Wednesday morning, August 17 followed an even worse evening than the one before and there were still no available birthing rooms. Every couple of hours, while pacing the halls of the hospital attempting to walk off the pain of a contraction, I would check in with the nurses to see if a room had opened up yet. The answer was always, “Not yet, but don’t worry - we will let you know.” The contractions were very painful, but still not close enough together. My husband and I went to eat breakfast and then I took a shower to relieve some of the pain while we waited. As soon as I got out, a nurse came in to deliver the news we’d been hoping for: “We’ve got a room for you!” We rushed to get our stuff together and basically ran to the birthing room area with the nurse. The first thing they did was check to see how dilated I was: 2 cm. That’s it! That’s what I had to show for two and a half days of labor! I was shocked. After a little bit more waiting, they finally gave me Pitocin and set up my epidural. All that was left to do was relax and wait for the baby to come. Hours passed. I was dilating, but very slowly. At one point I jumped to 7 cm very quickly, which got me excited, but then somehow went back down to between 6 and 7 cm for a while. And Wednesday slowly turned into Thursday...
38 weeks, 6 days
Thursday, August 18, 12:13 pm. After slowly dilating to 10 cm, and pushing for what I remember as about a half an hour (but was probably longer), my beautiful son was born. But something wasn’t right. After 26 hours in the labor room, we heard the soundtracks of MANY births in neighboring rooms, and they were always followed by crying. I had finally pushed my son out and the first thing I remember is my husband turning to me and saying, “Why isn’t he crying?” My baby wasn’t crying. My baby wasn’t breathing. I barely even had a second to process this. All I remember is that the moment I felt my tiny baby’s skin against my own, he was yanked out of reach. A parade of doctors and nurses ran into the room to get him breathing and, thank G-d, their efforts were successful. They wrapped him up, gave him to me for about a minute, and then took him away for monitoring and tests. I was too overwhelmed at the time to even be scared or emotional about what was happening. Because they weren’t sure why he was born not breathing (he had a pulse the entire time he was inside of me), he had to be put in a special nursery where they could monitor him. We could go in to be with him but weren’t allowed to take him out. My vision of having my baby in my room with me had gone out the window. Instead, I only got to really see him and be with him about 8 hours after he was born, and couldn’t even hold him until the next day because of all the monitors he was hooked up to.

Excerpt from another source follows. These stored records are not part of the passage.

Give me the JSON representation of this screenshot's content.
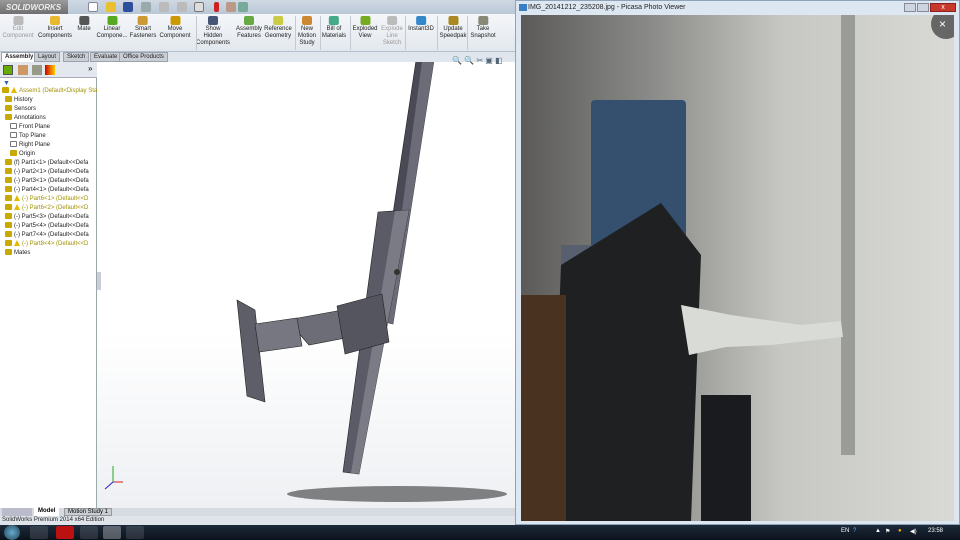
{
  "solidworks": {
    "logo": "SOLIDWORKS",
    "ribbon": [
      {
        "label": "Edit\nComponent",
        "disabled": true
      },
      {
        "label": "Insert\nComponents"
      },
      {
        "label": "Mate"
      },
      {
        "label": "Linear\nCompone..."
      },
      {
        "label": "Smart\nFasteners"
      },
      {
        "label": "Move\nComponent"
      },
      {
        "label": "Show\nHidden\nComponents"
      },
      {
        "label": "Assembly\nFeatures"
      },
      {
        "label": "Reference\nGeometry"
      },
      {
        "label": "New\nMotion\nStudy"
      },
      {
        "label": "Bill of\nMaterials"
      },
      {
        "label": "Exploded\nView"
      },
      {
        "label": "Explode\nLine\nSketch",
        "disabled": true
      },
      {
        "label": "Instant3D"
      },
      {
        "label": "Update\nSpeedpak"
      },
      {
        "label": "Take\nSnapshot"
      }
    ],
    "tabs": [
      "Assembly",
      "Layout",
      "Sketch",
      "Evaluate",
      "Office Products"
    ],
    "tree": [
      {
        "label": "Assem1  (Default<Display Sta",
        "warn": true,
        "y": true
      },
      {
        "label": "History"
      },
      {
        "label": "Sensors"
      },
      {
        "label": "Annotations"
      },
      {
        "label": "Front Plane"
      },
      {
        "label": "Top Plane"
      },
      {
        "label": "Right Plane"
      },
      {
        "label": "Origin"
      },
      {
        "label": "(f) Part1<1> (Default<<Defa"
      },
      {
        "label": "(-) Part2<1> (Default<<Defa"
      },
      {
        "label": "(-) Part3<1> (Default<<Defa"
      },
      {
        "label": "(-) Part4<1> (Default<<Defa"
      },
      {
        "label": "(-) Part6<1> (Default<<D",
        "warn": true,
        "y": true
      },
      {
        "label": "(-) Part6<2> (Default<<D",
        "warn": true,
        "y": true
      },
      {
        "label": "(-) Part5<3> (Default<<Defa"
      },
      {
        "label": "(-) Part5<4> (Default<<Defa"
      },
      {
        "label": "(-) Part7<4> (Default<<Defa"
      },
      {
        "label": "(-) Part8<4> (Default<<D",
        "warn": true,
        "y": true
      },
      {
        "label": "Mates"
      }
    ],
    "bottom_tabs": [
      "Model",
      "Motion Study 1"
    ],
    "status": "SolidWorks Premium 2014 x64 Edition"
  },
  "picasa": {
    "title": "IMG_20141212_235208.jpg - Picasa Photo Viewer",
    "close": "×"
  },
  "taskbar": {
    "lang": "EN",
    "clock": "23:58"
  }
}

So much for planning ahead!
Today, my son is 14 months old and thriving. He has been reaching milestones and shows no signs of his traumatic birth affecting him at this stage in his life. Reminiscing about my labor and birth experience makes me very emotional and is hard to think about. But the most important lesson that I learned for my future births is not to get too attached to a plan. That is not to say that you shouldn’t come prepared or make certain decisions in advance, but it’s important to be aware that labors and births come in all shapes and sizes and what you experience is what is meant to be for YOU.

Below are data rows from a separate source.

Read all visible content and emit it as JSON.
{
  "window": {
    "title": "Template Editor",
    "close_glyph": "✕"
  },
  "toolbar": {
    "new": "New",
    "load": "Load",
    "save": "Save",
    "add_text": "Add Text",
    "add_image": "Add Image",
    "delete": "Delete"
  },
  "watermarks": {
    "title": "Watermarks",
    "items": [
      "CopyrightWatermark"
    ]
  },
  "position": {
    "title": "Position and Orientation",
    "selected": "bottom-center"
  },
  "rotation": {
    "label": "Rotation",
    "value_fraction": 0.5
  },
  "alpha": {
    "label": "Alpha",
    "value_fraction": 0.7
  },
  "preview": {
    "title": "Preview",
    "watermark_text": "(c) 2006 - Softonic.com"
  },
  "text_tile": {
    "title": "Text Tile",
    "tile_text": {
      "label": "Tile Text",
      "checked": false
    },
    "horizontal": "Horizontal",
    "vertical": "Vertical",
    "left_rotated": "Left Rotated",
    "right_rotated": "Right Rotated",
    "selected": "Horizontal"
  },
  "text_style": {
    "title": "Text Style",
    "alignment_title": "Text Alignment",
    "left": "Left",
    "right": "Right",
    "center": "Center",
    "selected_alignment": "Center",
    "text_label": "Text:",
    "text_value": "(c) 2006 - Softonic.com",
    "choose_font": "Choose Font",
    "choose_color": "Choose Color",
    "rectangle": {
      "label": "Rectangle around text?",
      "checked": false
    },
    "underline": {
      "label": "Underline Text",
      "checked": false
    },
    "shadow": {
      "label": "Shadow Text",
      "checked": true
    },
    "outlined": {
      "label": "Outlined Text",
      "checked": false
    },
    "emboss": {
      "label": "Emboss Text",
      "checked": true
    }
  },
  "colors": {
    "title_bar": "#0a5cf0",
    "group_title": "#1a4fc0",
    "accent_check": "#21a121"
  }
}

I recently saw something on the Midwifery Today Facebook page that I believe is very relevant and will hopefully resonate with other people: “Our birth plan? We want the baby to come out. That’s our birth plan.”
Pretty much sums up my “birth plan” for all future babies. 😉